The Straits Times today published this article on how community gardens can bring people together. So far, 390 community gardenening groups have popped up in the last 5 years, which is great news to us!
Planting the seeds for blooming ties
Community gardening seen as a means of social integration
COMMUNITY gardening can mean much more than merely planting trees in public places.
In multicultural, multiracial cities such as Singapore, it also helps to bring the community closer together.
The bonding effect of community gardening was highlighted to 230 participants at the Creating Liveable Cities Through Community Gardens seminar at Orchard Parade Hotel yesterday.
Part of the seminar series this year by the Centre for Urban Greenery and Ecology (CUGE), the event was the first of its kind on community gardening.
CUGE is jointly established by the National Parks Board (NParks) and the Workforce Development Agency.
With 390 local community gardening groups emerging in just five years, gardening has become a means of social integration, learning and community building.
‘In multiracial, multicultural Singapore, community gardening is a great way to get to know one’s neighbours and make friends,’ said Mr Wilson Wong, founder of Green Culture Singapore – the leading online gardening forum here – and one of the speakers yesterday. The 31-year-old started a community garden in Serangoon North in 2007, which was featured in BBC’s 2008 television series Around The World In 80 Gardens.
Someone who attests to the success of community gardens as avenues for social bonding is Mr Melvin Gamayot, a Filipino who came to Singapore in 1994.
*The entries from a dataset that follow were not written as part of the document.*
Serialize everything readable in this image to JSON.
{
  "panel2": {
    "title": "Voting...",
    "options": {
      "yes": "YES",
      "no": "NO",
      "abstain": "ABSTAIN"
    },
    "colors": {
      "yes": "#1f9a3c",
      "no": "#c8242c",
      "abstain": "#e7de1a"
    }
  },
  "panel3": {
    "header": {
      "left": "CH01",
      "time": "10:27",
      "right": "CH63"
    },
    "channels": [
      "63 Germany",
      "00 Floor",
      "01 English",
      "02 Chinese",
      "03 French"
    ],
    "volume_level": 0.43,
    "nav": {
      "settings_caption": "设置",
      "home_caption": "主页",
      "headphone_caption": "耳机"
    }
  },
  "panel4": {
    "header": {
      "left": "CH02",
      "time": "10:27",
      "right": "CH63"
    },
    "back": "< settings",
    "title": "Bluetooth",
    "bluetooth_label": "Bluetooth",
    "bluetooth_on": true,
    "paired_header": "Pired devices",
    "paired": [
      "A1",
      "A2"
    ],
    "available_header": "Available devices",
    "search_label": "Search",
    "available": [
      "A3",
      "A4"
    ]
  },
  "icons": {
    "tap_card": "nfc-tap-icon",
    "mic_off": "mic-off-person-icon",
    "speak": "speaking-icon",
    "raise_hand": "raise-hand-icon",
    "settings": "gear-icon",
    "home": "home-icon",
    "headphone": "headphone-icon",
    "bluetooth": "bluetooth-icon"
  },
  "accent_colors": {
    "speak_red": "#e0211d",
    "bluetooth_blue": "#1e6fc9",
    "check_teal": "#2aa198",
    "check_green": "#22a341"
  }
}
Mr Gamayot, 42, who admitted he had ‘never planted a tree in his life’ before coming here, gamely decided to contribute to the Pasir Ris Zone 5 residents’ committee (RC) community garden after moving into the area in 2006.
Armed with two potted plants, he brought his Filipino wife and three children to the eco-garden to mingle with his neighbours.
‘I did not want to isolate myself and I knew it was up to me to make an effort,’ said the architect who decided to take up Singapore citizenship in 2007.
‘It is a great way to find playmates for the kids, too.’
Giving the keynote speech yesterday, Mr Nigel Colborn, former vice-chairman and current member of the Royal Horticultural Society’s Council in Britain, also stressed the significance of plant life to both the ecosystem and urban communities. He advocated gardening in public plots of land as a means of encouraging people to have a stake in the nation. Community gardening also safeguards the green areas through inspiring responsibility and commitment to these projects.
Comparing NParks’ Community In Bloom programme, which promotes and facilitates gardening efforts by the community, to the state of community gardening in Britain, Mr Colborn found Singapore to have ‘achieved more in a far shorter time’, making it a ‘shining example to other countries’.
As the local gardening groups are based in only 32 per cent of all RCs and 35 per cent of private housing estates, according to NParks director of streetscape Simon Longman, he pointed out that there is much more potential for the growth of these communities.
Taking up a suggestion from Mr Colborn, Mr Longman revealed that NParks is considering a nationwide, inter-constituency gardening competition that could be inaugurated as early as next year to coincide with the arrival of the 20th World Orchid Conference to Singapore.